#### [Exercise data]
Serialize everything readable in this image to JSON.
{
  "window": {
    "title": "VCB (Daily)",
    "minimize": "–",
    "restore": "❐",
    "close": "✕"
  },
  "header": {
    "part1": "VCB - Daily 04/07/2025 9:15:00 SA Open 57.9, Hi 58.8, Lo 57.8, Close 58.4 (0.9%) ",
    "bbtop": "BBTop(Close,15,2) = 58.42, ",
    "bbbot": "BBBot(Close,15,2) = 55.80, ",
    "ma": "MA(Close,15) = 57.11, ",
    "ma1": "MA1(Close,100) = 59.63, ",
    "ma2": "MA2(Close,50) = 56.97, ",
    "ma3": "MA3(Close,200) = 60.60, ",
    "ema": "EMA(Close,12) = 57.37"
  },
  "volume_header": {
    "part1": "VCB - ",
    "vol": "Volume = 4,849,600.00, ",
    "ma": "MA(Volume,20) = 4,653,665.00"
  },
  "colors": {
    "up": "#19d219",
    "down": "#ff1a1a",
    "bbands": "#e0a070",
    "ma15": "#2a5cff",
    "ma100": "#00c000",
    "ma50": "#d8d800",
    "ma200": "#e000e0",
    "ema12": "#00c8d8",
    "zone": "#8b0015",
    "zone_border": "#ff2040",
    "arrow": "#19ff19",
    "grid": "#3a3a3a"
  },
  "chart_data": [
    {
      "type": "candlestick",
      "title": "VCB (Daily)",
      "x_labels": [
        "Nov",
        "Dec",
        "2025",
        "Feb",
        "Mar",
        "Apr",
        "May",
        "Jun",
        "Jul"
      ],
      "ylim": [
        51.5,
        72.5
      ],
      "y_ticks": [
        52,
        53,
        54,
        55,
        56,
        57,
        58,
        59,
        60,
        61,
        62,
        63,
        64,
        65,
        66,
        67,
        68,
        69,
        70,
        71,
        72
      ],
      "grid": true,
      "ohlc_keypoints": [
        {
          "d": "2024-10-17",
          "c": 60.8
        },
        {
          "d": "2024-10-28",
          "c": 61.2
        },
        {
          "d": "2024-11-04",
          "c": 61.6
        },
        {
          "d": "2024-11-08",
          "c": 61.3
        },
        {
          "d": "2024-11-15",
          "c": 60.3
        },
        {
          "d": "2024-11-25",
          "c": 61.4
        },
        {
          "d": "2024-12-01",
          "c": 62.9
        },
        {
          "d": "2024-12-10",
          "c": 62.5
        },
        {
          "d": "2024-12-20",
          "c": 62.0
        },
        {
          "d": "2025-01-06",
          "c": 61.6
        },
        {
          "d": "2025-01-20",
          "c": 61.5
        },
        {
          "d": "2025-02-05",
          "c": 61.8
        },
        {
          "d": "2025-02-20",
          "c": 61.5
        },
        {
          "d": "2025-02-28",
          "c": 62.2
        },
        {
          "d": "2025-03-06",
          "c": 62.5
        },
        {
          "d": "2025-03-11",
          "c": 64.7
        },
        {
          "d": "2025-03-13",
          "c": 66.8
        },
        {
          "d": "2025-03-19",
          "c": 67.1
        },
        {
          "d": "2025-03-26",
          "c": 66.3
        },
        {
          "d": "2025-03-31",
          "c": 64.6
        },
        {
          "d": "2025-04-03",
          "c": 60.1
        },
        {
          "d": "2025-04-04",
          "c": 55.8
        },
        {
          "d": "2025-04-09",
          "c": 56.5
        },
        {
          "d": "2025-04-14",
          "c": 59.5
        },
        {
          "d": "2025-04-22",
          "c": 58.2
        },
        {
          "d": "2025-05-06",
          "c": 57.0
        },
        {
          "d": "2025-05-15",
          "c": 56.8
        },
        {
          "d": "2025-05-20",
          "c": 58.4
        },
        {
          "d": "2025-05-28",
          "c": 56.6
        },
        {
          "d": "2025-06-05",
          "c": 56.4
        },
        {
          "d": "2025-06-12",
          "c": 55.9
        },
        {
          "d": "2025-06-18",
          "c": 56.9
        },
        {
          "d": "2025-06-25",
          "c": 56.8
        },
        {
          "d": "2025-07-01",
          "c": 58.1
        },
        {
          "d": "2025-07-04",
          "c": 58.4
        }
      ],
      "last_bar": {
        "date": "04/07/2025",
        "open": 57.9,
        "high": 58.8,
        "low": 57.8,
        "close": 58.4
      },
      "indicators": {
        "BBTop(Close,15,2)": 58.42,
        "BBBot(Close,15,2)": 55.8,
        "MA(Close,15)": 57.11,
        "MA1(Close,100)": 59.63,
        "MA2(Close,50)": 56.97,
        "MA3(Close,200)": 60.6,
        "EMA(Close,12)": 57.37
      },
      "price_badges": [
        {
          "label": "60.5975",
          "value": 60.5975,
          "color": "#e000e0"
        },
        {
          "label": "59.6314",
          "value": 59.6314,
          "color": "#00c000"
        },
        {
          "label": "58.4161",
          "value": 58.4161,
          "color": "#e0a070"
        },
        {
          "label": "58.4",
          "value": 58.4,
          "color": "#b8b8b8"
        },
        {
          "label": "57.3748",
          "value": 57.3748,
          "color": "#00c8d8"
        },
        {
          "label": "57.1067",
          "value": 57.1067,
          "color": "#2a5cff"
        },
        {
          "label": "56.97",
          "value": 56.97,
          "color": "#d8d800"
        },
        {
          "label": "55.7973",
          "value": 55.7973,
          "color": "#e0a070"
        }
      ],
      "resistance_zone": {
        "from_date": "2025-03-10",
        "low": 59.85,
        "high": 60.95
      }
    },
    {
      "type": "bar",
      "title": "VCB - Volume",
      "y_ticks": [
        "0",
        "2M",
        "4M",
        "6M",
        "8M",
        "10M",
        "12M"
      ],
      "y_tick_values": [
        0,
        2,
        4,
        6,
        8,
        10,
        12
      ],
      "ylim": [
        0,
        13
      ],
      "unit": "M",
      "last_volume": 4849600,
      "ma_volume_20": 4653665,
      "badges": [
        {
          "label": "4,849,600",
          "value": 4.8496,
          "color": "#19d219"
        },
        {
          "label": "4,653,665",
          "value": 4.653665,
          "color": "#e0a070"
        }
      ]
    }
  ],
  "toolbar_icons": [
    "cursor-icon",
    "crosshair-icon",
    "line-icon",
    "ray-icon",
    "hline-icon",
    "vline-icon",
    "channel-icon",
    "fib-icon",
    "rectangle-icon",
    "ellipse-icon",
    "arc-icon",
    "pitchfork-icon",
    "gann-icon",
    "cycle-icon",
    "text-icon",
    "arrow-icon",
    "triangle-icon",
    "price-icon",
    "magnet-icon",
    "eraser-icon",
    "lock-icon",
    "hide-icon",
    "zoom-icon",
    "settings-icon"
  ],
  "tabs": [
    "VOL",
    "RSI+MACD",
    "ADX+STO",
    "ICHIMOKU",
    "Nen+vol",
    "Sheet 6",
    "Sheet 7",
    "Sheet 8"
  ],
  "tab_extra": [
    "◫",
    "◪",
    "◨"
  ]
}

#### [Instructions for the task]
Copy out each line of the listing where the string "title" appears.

#### [Expected output]
    "title": "VCB (Daily)",
      "title": "VCB (Daily)",
      "title": "VCB - Volume",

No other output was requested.